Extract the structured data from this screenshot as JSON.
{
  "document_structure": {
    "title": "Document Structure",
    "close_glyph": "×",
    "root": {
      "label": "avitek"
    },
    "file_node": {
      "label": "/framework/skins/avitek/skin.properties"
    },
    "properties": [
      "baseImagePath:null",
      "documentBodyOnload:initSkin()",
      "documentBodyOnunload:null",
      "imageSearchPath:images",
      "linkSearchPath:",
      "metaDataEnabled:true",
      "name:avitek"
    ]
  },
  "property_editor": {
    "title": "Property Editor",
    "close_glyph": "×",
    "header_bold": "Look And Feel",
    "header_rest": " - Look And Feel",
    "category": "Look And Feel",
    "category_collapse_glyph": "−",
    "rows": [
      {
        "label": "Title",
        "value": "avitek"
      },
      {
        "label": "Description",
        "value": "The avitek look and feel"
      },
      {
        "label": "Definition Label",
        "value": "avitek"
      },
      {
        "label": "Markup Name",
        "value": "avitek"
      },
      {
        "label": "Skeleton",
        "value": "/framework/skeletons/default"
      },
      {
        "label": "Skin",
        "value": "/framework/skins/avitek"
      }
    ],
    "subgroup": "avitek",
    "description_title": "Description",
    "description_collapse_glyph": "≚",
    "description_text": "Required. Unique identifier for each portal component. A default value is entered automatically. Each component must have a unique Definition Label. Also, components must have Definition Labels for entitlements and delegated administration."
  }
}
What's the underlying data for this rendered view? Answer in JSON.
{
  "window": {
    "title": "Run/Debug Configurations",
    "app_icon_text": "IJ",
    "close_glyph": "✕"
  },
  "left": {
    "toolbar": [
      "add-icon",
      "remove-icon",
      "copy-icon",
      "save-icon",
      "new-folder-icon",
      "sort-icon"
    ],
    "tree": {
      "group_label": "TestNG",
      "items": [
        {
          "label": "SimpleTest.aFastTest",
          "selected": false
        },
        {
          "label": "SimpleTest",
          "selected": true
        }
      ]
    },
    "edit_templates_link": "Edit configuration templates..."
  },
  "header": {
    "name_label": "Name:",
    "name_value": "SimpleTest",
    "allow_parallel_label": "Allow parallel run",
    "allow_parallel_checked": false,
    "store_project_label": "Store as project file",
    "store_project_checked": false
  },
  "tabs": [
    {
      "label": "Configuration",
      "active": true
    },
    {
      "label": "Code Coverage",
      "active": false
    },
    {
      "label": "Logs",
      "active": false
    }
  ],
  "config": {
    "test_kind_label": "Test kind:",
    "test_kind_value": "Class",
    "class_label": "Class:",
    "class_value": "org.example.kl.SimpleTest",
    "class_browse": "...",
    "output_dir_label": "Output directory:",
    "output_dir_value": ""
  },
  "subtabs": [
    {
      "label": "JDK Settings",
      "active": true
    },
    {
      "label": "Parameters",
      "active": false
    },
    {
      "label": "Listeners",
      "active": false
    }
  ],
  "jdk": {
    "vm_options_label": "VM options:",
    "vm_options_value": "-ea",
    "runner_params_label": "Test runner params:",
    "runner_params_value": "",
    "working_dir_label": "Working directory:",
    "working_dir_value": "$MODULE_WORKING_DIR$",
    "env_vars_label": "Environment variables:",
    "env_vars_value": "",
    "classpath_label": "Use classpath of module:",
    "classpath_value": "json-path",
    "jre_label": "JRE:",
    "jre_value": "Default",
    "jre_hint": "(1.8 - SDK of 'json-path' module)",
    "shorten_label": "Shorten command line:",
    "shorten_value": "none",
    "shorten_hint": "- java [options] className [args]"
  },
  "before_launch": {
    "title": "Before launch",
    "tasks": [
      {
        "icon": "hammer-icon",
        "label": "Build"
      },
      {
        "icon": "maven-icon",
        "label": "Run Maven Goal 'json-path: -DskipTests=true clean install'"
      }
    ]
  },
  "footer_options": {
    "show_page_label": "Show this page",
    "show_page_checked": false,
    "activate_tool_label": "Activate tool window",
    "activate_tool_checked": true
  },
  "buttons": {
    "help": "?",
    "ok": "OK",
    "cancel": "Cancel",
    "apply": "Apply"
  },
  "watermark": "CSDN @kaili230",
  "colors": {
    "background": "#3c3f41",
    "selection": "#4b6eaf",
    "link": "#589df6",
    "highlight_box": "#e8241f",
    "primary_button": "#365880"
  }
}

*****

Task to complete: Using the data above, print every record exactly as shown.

Exercise result:
Extract the structured data from this screenshot as JSON.
{
  "document_structure": {
    "title": "Document Structure",
    "close_glyph": "×",
    "root": {
      "label": "avitek"
    },
    "file_node": {
      "label": "/framework/skins/avitek/skin.properties"
    },
    "properties": [
      "baseImagePath:null",
      "documentBodyOnload:initSkin()",
      "documentBodyOnunload:null",
      "imageSearchPath:images",
      "linkSearchPath:",
      "metaDataEnabled:true",
      "name:avitek"
    ]
  },
  "property_editor": {
    "title": "Property Editor",
    "close_glyph": "×",
    "header_bold": "Look And Feel",
    "header_rest": " - Look And Feel",
    "category": "Look And Feel",
    "category_collapse_glyph": "−",
    "rows": [
      {
        "label": "Title",
        "value": "avitek"
      },
      {
        "label": "Description",
        "value": "The avitek look and feel"
      },
      {
        "label": "Definition Label",
        "value": "avitek"
      },
      {
        "label": "Markup Name",
        "value": "avitek"
      },
      {
        "label": "Skeleton",
        "value": "/framework/skeletons/default"
      },
      {
        "label": "Skin",
        "value": "/framework/skins/avitek"
      }
    ],
    "subgroup": "avitek",
    "description_title": "Description",
    "description_collapse_glyph": "≚",
    "description_text": "Required. Unique identifier for each portal component. A default value is entered automatically. Each component must have a unique Definition Label. Also, components must have Definition Labels for entitlements and delegated administration."
  }
}
What's the underlying data for this rendered view? Answer in JSON.
{
  "window": {
    "title": "Run/Debug Configurations",
    "app_icon_text": "IJ",
    "close_glyph": "✕"
  },
  "left": {
    "toolbar": [
      "add-icon",
      "remove-icon",
      "copy-icon",
      "save-icon",
      "new-folder-icon",
      "sort-icon"
    ],
    "tree": {
      "group_label": "TestNG",
      "items": [
        {
          "label": "SimpleTest.aFastTest",
          "selected": false
        },
        {
          "label": "SimpleTest",
          "selected": true
        }
      ]
    },
    "edit_templates_link": "Edit configuration templates..."
  },
  "header": {
    "name_label": "Name:",
    "name_value": "SimpleTest",
    "allow_parallel_label": "Allow parallel run",
    "allow_parallel_checked": false,
    "store_project_label": "Store as project file",
    "store_project_checked": false
  },
  "tabs": [
    {
      "label": "Configuration",
      "active": true
    },
    {
      "label": "Code Coverage",
      "active": false
    },
    {
      "label": "Logs",
      "active": false
    }
  ],
  "config": {
    "test_kind_label": "Test kind:",
    "test_kind_value": "Class",
    "class_label": "Class:",
    "class_value": "org.example.kl.SimpleTest",
    "class_browse": "...",
    "output_dir_label": "Output directory:",
    "output_dir_value": ""
  },
  "subtabs": [
    {
      "label": "JDK Settings",
      "active": true
    },
    {
      "label": "Parameters",
      "active": false
    },
    {
      "label": "Listeners",
      "active": false
    }
  ],
  "jdk": {
    "vm_options_label": "VM options:",
    "vm_options_value": "-ea",
    "runner_params_label": "Test runner params:",
    "runner_params_value": "",
    "working_dir_label": "Working directory:",
    "working_dir_value": "$MODULE_WORKING_DIR$",
    "env_vars_label": "Environment variables:",
    "env_vars_value": "",
    "classpath_label": "Use classpath of module:",
    "classpath_value": "json-path",
    "jre_label": "JRE:",
    "jre_value": "Default",
    "jre_hint": "(1.8 - SDK of 'json-path' module)",
    "shorten_label": "Shorten command line:",
    "shorten_value": "none",
    "shorten_hint": "- java [options] className [args]"
  },
  "before_launch": {
    "title": "Before launch",
    "tasks": [
      {
        "icon": "hammer-icon",
        "label": "Build"
      },
      {
        "icon": "maven-icon",
        "label": "Run Maven Goal 'json-path: -DskipTests=true clean install'"
      }
    ]
  },
  "footer_options": {
    "show_page_label": "Show this page",
    "show_page_checked": false,
    "activate_tool_label": "Activate tool window",
    "activate_tool_checked": true
  },
  "buttons": {
    "help": "?",
    "ok": "OK",
    "cancel": "Cancel",
    "apply": "Apply"
  },
  "watermark": "CSDN @kaili230",
  "colors": {
    "background": "#3c3f41",
    "selection": "#4b6eaf",
    "link": "#589df6",
    "highlight_box": "#e8241f",
    "primary_button": "#365880"
  }
}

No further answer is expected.